**What needs to be done:**
Using the data below, copy each line that includes the word "heading".

____

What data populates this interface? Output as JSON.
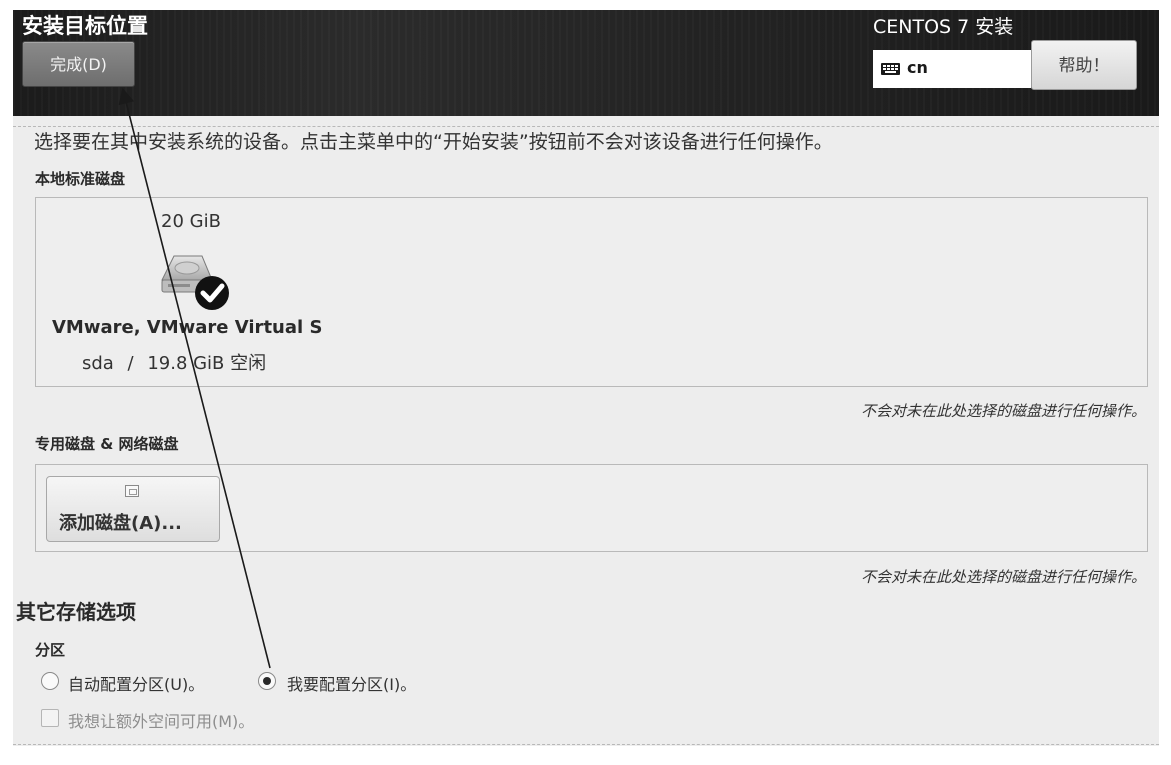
{
  "header": {
    "title": "安装目标位置",
    "done_label": "完成(D)",
    "product": "CENTOS 7 安装",
    "keyboard_layout": "cn",
    "help_label": "帮助！"
  },
  "main": {
    "intro": "选择要在其中安装系统的设备。点击主菜单中的“开始安装”按钮前不会对该设备进行任何操作。",
    "local_disks": {
      "heading": "本地标准磁盘",
      "disks": [
        {
          "size": "20 GiB",
          "name": "VMware, VMware Virtual S",
          "device": "sda",
          "separator": "/",
          "free": "19.8 GiB 空闲",
          "selected": true,
          "icon": "hard-disk-icon"
        }
      ],
      "note": "不会对未在此处选择的磁盘进行任何操作。"
    },
    "specialized_disks": {
      "heading": "专用磁盘 & 网络磁盘",
      "add_label": "添加磁盘(A)...",
      "note": "不会对未在此处选择的磁盘进行任何操作。"
    },
    "other_storage": {
      "heading": "其它存储选项",
      "partitioning": {
        "heading": "分区",
        "options": [
          {
            "label": "自动配置分区(U)。",
            "checked": false
          },
          {
            "label": "我要配置分区(I)。",
            "checked": true
          }
        ],
        "extra_space_label": "我想让额外空间可用(M)。",
        "extra_space_checked": false,
        "extra_space_enabled": false
      }
    }
  }
}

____

**Completed task:**
      "heading": "本地标准磁盘",
      "heading": "专用磁盘 & 网络磁盘",
      "heading": "其它存储选项",
        "heading": "分区",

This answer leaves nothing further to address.